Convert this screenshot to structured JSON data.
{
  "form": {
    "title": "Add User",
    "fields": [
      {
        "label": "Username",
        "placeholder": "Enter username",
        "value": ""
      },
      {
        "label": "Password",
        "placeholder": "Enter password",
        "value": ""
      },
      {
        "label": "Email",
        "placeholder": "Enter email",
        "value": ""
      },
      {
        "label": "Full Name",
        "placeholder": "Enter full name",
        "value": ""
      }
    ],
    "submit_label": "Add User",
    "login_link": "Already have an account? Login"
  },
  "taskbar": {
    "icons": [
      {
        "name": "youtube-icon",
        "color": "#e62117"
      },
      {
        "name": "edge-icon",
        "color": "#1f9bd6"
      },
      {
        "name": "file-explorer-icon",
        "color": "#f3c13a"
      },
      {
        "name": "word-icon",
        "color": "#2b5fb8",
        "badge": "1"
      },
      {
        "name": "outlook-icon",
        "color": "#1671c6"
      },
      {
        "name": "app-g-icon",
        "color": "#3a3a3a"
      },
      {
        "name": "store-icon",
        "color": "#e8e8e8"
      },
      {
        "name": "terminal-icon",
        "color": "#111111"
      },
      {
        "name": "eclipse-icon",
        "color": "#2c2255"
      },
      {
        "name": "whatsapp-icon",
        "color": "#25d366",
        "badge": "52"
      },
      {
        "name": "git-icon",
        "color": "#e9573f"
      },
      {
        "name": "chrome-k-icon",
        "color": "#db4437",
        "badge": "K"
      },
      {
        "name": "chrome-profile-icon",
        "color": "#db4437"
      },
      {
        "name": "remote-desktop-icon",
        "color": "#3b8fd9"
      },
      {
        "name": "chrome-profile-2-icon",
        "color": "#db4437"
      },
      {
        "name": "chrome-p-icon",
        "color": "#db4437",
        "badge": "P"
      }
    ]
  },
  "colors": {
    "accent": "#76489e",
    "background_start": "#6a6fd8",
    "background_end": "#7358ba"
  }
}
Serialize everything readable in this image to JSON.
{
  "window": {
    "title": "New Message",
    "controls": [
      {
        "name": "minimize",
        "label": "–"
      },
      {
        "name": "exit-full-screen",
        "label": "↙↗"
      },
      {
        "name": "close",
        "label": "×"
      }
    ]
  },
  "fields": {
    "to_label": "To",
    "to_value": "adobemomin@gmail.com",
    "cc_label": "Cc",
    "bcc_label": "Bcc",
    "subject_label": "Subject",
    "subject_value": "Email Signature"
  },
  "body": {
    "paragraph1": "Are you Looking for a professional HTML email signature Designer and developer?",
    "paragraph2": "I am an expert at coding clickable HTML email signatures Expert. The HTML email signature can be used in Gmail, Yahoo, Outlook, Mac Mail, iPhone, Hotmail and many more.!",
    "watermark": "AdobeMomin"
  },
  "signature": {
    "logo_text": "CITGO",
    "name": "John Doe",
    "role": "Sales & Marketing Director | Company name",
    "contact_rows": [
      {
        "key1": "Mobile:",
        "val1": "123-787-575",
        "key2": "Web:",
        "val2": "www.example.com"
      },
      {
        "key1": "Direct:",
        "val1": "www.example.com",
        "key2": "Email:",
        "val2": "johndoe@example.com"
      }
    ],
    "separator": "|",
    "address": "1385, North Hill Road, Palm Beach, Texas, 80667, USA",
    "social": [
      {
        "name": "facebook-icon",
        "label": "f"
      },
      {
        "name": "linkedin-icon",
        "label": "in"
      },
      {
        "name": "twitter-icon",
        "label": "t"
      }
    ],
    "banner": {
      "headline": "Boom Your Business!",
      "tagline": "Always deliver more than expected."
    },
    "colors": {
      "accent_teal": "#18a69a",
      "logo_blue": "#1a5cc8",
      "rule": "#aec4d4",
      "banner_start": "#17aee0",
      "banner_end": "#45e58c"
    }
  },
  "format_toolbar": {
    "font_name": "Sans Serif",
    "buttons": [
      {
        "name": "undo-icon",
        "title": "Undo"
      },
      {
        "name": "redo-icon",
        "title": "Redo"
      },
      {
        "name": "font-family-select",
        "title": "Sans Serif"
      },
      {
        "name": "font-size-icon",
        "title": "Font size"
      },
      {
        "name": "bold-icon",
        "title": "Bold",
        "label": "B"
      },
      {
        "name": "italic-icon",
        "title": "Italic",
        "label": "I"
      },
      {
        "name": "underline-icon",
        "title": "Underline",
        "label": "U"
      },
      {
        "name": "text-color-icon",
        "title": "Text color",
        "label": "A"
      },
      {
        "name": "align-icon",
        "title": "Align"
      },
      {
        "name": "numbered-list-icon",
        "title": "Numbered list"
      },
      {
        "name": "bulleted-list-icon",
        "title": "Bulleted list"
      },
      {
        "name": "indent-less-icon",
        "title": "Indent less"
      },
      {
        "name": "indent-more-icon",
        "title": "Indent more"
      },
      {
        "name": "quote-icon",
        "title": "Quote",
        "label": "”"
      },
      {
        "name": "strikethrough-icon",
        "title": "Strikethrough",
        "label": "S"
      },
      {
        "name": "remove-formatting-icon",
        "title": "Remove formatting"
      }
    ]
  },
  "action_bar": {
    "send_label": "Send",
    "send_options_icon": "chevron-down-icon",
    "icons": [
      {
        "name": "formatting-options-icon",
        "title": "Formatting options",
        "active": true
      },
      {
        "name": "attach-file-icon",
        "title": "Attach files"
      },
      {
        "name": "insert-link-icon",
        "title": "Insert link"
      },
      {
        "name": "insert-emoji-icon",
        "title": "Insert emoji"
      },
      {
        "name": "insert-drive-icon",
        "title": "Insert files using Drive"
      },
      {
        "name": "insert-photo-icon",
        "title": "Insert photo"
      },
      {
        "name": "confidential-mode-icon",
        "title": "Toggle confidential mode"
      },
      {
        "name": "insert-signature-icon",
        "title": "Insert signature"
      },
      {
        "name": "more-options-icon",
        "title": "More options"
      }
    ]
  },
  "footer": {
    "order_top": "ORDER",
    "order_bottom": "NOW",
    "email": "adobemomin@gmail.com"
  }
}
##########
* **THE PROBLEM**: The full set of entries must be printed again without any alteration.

* **TASK RESULT**:
Convert this screenshot to structured JSON data.
{
  "form": {
    "title": "Add User",
    "fields": [
      {
        "label": "Username",
        "placeholder": "Enter username",
        "value": ""
      },
      {
        "label": "Password",
        "placeholder": "Enter password",
        "value": ""
      },
      {
        "label": "Email",
        "placeholder": "Enter email",
        "value": ""
      },
      {
        "label": "Full Name",
        "placeholder": "Enter full name",
        "value": ""
      }
    ],
    "submit_label": "Add User",
    "login_link": "Already have an account? Login"
  },
  "taskbar": {
    "icons": [
      {
        "name": "youtube-icon",
        "color": "#e62117"
      },
      {
        "name": "edge-icon",
        "color": "#1f9bd6"
      },
      {
        "name": "file-explorer-icon",
        "color": "#f3c13a"
      },
      {
        "name": "word-icon",
        "color": "#2b5fb8",
        "badge": "1"
      },
      {
        "name": "outlook-icon",
        "color": "#1671c6"
      },
      {
        "name": "app-g-icon",
        "color": "#3a3a3a"
      },
      {
        "name": "store-icon",
        "color": "#e8e8e8"
      },
      {
        "name": "terminal-icon",
        "color": "#111111"
      },
      {
        "name": "eclipse-icon",
        "color": "#2c2255"
      },
      {
        "name": "whatsapp-icon",
        "color": "#25d366",
        "badge": "52"
      },
      {
        "name": "git-icon",
        "color": "#e9573f"
      },
      {
        "name": "chrome-k-icon",
        "color": "#db4437",
        "badge": "K"
      },
      {
        "name": "chrome-profile-icon",
        "color": "#db4437"
      },
      {
        "name": "remote-desktop-icon",
        "color": "#3b8fd9"
      },
      {
        "name": "chrome-profile-2-icon",
        "color": "#db4437"
      },
      {
        "name": "chrome-p-icon",
        "color": "#db4437",
        "badge": "P"
      }
    ]
  },
  "colors": {
    "accent": "#76489e",
    "background_start": "#6a6fd8",
    "background_end": "#7358ba"
  }
}
Serialize everything readable in this image to JSON.
{
  "window": {
    "title": "New Message",
    "controls": [
      {
        "name": "minimize",
        "label": "–"
      },
      {
        "name": "exit-full-screen",
        "label": "↙↗"
      },
      {
        "name": "close",
        "label": "×"
      }
    ]
  },
  "fields": {
    "to_label": "To",
    "to_value": "adobemomin@gmail.com",
    "cc_label": "Cc",
    "bcc_label": "Bcc",
    "subject_label": "Subject",
    "subject_value": "Email Signature"
  },
  "body": {
    "paragraph1": "Are you Looking for a professional HTML email signature Designer and developer?",
    "paragraph2": "I am an expert at coding clickable HTML email signatures Expert. The HTML email signature can be used in Gmail, Yahoo, Outlook, Mac Mail, iPhone, Hotmail and many more.!",
    "watermark": "AdobeMomin"
  },
  "signature": {
    "logo_text": "CITGO",
    "name": "John Doe",
    "role": "Sales & Marketing Director | Company name",
    "contact_rows": [
      {
        "key1": "Mobile:",
        "val1": "123-787-575",
        "key2": "Web:",
        "val2": "www.example.com"
      },
      {
        "key1": "Direct:",
        "val1": "www.example.com",
        "key2": "Email:",
        "val2": "johndoe@example.com"
      }
    ],
    "separator": "|",
    "address": "1385, North Hill Road, Palm Beach, Texas, 80667, USA",
    "social": [
      {
        "name": "facebook-icon",
        "label": "f"
      },
      {
        "name": "linkedin-icon",
        "label": "in"
      },
      {
        "name": "twitter-icon",
        "label": "t"
      }
    ],
    "banner": {
      "headline": "Boom Your Business!",
      "tagline": "Always deliver more than expected."
    },
    "colors": {
      "accent_teal": "#18a69a",
      "logo_blue": "#1a5cc8",
      "rule": "#aec4d4",
      "banner_start": "#17aee0",
      "banner_end": "#45e58c"
    }
  },
  "format_toolbar": {
    "font_name": "Sans Serif",
    "buttons": [
      {
        "name": "undo-icon",
        "title": "Undo"
      },
      {
        "name": "redo-icon",
        "title": "Redo"
      },
      {
        "name": "font-family-select",
        "title": "Sans Serif"
      },
      {
        "name": "font-size-icon",
        "title": "Font size"
      },
      {
        "name": "bold-icon",
        "title": "Bold",
        "label": "B"
      },
      {
        "name": "italic-icon",
        "title": "Italic",
        "label": "I"
      },
      {
        "name": "underline-icon",
        "title": "Underline",
        "label": "U"
      },
      {
        "name": "text-color-icon",
        "title": "Text color",
        "label": "A"
      },
      {
        "name": "align-icon",
        "title": "Align"
      },
      {
        "name": "numbered-list-icon",
        "title": "Numbered list"
      },
      {
        "name": "bulleted-list-icon",
        "title": "Bulleted list"
      },
      {
        "name": "indent-less-icon",
        "title": "Indent less"
      },
      {
        "name": "indent-more-icon",
        "title": "Indent more"
      },
      {
        "name": "quote-icon",
        "title": "Quote",
        "label": "”"
      },
      {
        "name": "strikethrough-icon",
        "title": "Strikethrough",
        "label": "S"
      },
      {
        "name": "remove-formatting-icon",
        "title": "Remove formatting"
      }
    ]
  },
  "action_bar": {
    "send_label": "Send",
    "send_options_icon": "chevron-down-icon",
    "icons": [
      {
        "name": "formatting-options-icon",
        "title": "Formatting options",
        "active": true
      },
      {
        "name": "attach-file-icon",
        "title": "Attach files"
      },
      {
        "name": "insert-link-icon",
        "title": "Insert link"
      },
      {
        "name": "insert-emoji-icon",
        "title": "Insert emoji"
      },
      {
        "name": "insert-drive-icon",
        "title": "Insert files using Drive"
      },
      {
        "name": "insert-photo-icon",
        "title": "Insert photo"
      },
      {
        "name": "confidential-mode-icon",
        "title": "Toggle confidential mode"
      },
      {
        "name": "insert-signature-icon",
        "title": "Insert signature"
      },
      {
        "name": "more-options-icon",
        "title": "More options"
      }
    ]
  },
  "footer": {
    "order_top": "ORDER",
    "order_bottom": "NOW",
    "email": "adobemomin@gmail.com"
  }
}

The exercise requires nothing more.